• _DESCRIPTION OF THE TASK_: Nothing in the records should change; write them all out again.

DATA FOR THE TASK below:

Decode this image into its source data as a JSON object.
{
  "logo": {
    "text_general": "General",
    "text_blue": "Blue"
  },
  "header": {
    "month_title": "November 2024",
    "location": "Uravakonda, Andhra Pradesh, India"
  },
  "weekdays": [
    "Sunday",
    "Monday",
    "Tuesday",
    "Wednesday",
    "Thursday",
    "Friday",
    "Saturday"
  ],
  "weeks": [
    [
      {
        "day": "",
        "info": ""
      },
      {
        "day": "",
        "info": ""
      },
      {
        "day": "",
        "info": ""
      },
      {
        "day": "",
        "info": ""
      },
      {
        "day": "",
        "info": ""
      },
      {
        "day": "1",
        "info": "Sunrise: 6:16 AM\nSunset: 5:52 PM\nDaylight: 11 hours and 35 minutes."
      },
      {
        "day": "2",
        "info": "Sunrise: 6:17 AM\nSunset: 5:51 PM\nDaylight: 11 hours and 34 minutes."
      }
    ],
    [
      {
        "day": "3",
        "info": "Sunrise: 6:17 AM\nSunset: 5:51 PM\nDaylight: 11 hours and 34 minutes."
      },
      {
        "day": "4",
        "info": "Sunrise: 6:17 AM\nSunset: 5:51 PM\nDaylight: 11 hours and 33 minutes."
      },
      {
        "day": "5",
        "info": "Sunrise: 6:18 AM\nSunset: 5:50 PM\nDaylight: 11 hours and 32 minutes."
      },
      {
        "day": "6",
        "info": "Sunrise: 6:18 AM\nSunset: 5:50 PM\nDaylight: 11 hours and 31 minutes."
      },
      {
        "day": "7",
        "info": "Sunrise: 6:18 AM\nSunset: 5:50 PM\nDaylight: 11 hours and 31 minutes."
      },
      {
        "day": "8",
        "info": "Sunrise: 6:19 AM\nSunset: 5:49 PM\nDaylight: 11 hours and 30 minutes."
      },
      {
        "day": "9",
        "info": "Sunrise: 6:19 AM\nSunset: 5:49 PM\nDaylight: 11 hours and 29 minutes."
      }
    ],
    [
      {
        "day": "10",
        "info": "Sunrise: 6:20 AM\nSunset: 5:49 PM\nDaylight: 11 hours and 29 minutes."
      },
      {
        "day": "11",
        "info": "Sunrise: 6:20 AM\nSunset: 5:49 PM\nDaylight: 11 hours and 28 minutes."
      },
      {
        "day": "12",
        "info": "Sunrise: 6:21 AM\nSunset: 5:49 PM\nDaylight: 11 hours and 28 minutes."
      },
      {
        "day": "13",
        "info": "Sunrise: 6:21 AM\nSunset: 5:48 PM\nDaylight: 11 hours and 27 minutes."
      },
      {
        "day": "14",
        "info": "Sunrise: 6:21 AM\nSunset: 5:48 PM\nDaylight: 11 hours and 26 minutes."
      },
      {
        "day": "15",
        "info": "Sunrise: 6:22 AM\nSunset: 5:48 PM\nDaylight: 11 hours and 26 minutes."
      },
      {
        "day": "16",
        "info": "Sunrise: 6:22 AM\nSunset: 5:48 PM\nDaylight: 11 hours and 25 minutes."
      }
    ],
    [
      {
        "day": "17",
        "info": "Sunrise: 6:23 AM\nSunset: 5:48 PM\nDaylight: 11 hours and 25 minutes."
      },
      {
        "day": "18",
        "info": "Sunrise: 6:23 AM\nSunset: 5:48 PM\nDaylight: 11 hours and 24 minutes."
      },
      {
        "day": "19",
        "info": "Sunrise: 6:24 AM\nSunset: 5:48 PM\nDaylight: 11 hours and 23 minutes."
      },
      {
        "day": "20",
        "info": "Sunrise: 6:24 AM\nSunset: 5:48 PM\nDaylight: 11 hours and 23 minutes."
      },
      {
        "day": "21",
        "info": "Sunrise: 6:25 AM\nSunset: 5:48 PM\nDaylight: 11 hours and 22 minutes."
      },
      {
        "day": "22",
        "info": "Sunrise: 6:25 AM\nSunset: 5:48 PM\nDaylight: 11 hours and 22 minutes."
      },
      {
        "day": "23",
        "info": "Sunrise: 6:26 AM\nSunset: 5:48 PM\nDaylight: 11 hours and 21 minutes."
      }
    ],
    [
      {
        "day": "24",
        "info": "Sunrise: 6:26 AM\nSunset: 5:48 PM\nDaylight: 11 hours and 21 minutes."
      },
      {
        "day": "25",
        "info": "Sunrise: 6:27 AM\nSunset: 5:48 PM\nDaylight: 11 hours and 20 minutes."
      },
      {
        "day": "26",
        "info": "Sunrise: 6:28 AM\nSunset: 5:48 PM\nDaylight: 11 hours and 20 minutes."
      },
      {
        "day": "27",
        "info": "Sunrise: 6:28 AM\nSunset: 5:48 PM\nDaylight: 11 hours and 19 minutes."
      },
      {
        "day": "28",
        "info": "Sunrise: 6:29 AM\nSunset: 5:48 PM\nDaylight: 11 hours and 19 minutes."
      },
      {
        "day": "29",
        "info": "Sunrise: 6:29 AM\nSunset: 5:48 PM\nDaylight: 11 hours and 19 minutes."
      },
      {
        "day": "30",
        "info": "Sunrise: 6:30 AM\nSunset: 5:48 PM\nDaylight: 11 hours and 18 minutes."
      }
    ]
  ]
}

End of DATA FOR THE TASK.

• _SOLUTION_:
Decode this image into its source data as a JSON object.
{
  "logo": {
    "text_general": "General",
    "text_blue": "Blue"
  },
  "header": {
    "month_title": "November 2024",
    "location": "Uravakonda, Andhra Pradesh, India"
  },
  "weekdays": [
    "Sunday",
    "Monday",
    "Tuesday",
    "Wednesday",
    "Thursday",
    "Friday",
    "Saturday"
  ],
  "weeks": [
    [
      {
        "day": "",
        "info": ""
      },
      {
        "day": "",
        "info": ""
      },
      {
        "day": "",
        "info": ""
      },
      {
        "day": "",
        "info": ""
      },
      {
        "day": "",
        "info": ""
      },
      {
        "day": "1",
        "info": "Sunrise: 6:16 AM\nSunset: 5:52 PM\nDaylight: 11 hours and 35 minutes."
      },
      {
        "day": "2",
        "info": "Sunrise: 6:17 AM\nSunset: 5:51 PM\nDaylight: 11 hours and 34 minutes."
      }
    ],
    [
      {
        "day": "3",
        "info": "Sunrise: 6:17 AM\nSunset: 5:51 PM\nDaylight: 11 hours and 34 minutes."
      },
      {
        "day": "4",
        "info": "Sunrise: 6:17 AM\nSunset: 5:51 PM\nDaylight: 11 hours and 33 minutes."
      },
      {
        "day": "5",
        "info": "Sunrise: 6:18 AM\nSunset: 5:50 PM\nDaylight: 11 hours and 32 minutes."
      },
      {
        "day": "6",
        "info": "Sunrise: 6:18 AM\nSunset: 5:50 PM\nDaylight: 11 hours and 31 minutes."
      },
      {
        "day": "7",
        "info": "Sunrise: 6:18 AM\nSunset: 5:50 PM\nDaylight: 11 hours and 31 minutes."
      },
      {
        "day": "8",
        "info": "Sunrise: 6:19 AM\nSunset: 5:49 PM\nDaylight: 11 hours and 30 minutes."
      },
      {
        "day": "9",
        "info": "Sunrise: 6:19 AM\nSunset: 5:49 PM\nDaylight: 11 hours and 29 minutes."
      }
    ],
    [
      {
        "day": "10",
        "info": "Sunrise: 6:20 AM\nSunset: 5:49 PM\nDaylight: 11 hours and 29 minutes."
      },
      {
        "day": "11",
        "info": "Sunrise: 6:20 AM\nSunset: 5:49 PM\nDaylight: 11 hours and 28 minutes."
      },
      {
        "day": "12",
        "info": "Sunrise: 6:21 AM\nSunset: 5:49 PM\nDaylight: 11 hours and 28 minutes."
      },
      {
        "day": "13",
        "info": "Sunrise: 6:21 AM\nSunset: 5:48 PM\nDaylight: 11 hours and 27 minutes."
      },
      {
        "day": "14",
        "info": "Sunrise: 6:21 AM\nSunset: 5:48 PM\nDaylight: 11 hours and 26 minutes."
      },
      {
        "day": "15",
        "info": "Sunrise: 6:22 AM\nSunset: 5:48 PM\nDaylight: 11 hours and 26 minutes."
      },
      {
        "day": "16",
        "info": "Sunrise: 6:22 AM\nSunset: 5:48 PM\nDaylight: 11 hours and 25 minutes."
      }
    ],
    [
      {
        "day": "17",
        "info": "Sunrise: 6:23 AM\nSunset: 5:48 PM\nDaylight: 11 hours and 25 minutes."
      },
      {
        "day": "18",
        "info": "Sunrise: 6:23 AM\nSunset: 5:48 PM\nDaylight: 11 hours and 24 minutes."
      },
      {
        "day": "19",
        "info": "Sunrise: 6:24 AM\nSunset: 5:48 PM\nDaylight: 11 hours and 23 minutes."
      },
      {
        "day": "20",
        "info": "Sunrise: 6:24 AM\nSunset: 5:48 PM\nDaylight: 11 hours and 23 minutes."
      },
      {
        "day": "21",
        "info": "Sunrise: 6:25 AM\nSunset: 5:48 PM\nDaylight: 11 hours and 22 minutes."
      },
      {
        "day": "22",
        "info": "Sunrise: 6:25 AM\nSunset: 5:48 PM\nDaylight: 11 hours and 22 minutes."
      },
      {
        "day": "23",
        "info": "Sunrise: 6:26 AM\nSunset: 5:48 PM\nDaylight: 11 hours and 21 minutes."
      }
    ],
    [
      {
        "day": "24",
        "info": "Sunrise: 6:26 AM\nSunset: 5:48 PM\nDaylight: 11 hours and 21 minutes."
      },
      {
        "day": "25",
        "info": "Sunrise: 6:27 AM\nSunset: 5:48 PM\nDaylight: 11 hours and 20 minutes."
      },
      {
        "day": "26",
        "info": "Sunrise: 6:28 AM\nSunset: 5:48 PM\nDaylight: 11 hours and 20 minutes."
      },
      {
        "day": "27",
        "info": "Sunrise: 6:28 AM\nSunset: 5:48 PM\nDaylight: 11 hours and 19 minutes."
      },
      {
        "day": "28",
        "info": "Sunrise: 6:29 AM\nSunset: 5:48 PM\nDaylight: 11 hours and 19 minutes."
      },
      {
        "day": "29",
        "info": "Sunrise: 6:29 AM\nSunset: 5:48 PM\nDaylight: 11 hours and 19 minutes."
      },
      {
        "day": "30",
        "info": "Sunrise: 6:30 AM\nSunset: 5:48 PM\nDaylight: 11 hours and 18 minutes."
      }
    ]
  ]
}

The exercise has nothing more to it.